*** Begin section ***

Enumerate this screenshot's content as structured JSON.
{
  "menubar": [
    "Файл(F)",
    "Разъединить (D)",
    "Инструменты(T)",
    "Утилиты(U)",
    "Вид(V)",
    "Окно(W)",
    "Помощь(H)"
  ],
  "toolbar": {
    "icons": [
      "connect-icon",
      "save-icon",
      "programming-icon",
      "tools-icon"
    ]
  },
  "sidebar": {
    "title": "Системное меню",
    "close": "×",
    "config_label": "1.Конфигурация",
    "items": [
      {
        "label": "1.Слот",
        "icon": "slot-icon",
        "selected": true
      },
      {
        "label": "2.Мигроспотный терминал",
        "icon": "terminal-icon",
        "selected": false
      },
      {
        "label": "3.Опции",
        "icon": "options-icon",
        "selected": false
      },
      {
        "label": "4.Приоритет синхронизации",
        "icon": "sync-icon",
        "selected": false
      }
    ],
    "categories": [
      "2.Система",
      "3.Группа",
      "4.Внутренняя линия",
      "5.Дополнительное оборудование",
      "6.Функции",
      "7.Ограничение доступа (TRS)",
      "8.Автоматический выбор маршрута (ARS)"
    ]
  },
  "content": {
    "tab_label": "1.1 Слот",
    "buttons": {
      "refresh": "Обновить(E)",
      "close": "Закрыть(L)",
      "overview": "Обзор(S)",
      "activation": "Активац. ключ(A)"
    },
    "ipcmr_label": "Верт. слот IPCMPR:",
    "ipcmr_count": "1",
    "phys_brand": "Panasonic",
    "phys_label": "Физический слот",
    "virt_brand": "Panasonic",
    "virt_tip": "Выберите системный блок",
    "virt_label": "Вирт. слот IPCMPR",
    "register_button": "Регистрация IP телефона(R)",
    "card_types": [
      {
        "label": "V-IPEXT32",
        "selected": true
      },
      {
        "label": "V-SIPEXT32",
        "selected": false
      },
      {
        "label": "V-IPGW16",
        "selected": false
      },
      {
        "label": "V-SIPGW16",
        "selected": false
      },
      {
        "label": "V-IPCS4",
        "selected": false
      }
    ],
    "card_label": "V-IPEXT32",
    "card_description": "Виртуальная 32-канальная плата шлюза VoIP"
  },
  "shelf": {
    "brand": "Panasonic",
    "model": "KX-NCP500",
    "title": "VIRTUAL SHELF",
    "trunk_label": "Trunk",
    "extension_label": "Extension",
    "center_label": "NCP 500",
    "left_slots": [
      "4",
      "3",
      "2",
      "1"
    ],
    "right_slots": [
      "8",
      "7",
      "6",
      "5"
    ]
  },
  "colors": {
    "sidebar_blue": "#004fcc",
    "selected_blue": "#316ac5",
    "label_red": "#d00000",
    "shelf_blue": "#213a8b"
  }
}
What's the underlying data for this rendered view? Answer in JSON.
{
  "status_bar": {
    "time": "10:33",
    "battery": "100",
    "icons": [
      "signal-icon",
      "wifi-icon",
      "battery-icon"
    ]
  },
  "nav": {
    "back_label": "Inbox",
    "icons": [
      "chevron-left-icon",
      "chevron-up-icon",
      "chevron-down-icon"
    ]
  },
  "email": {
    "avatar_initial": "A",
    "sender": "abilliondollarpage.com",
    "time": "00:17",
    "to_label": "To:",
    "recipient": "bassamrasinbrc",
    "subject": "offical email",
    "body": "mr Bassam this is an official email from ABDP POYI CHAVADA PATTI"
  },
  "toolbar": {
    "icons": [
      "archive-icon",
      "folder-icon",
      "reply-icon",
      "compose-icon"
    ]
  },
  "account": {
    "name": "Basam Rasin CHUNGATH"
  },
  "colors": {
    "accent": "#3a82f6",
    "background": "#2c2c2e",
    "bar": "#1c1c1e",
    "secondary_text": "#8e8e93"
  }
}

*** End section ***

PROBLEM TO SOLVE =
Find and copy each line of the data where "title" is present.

EXERCISE RESPONSE =
    "title": "Системное меню",
    "title": "VIRTUAL SHELF",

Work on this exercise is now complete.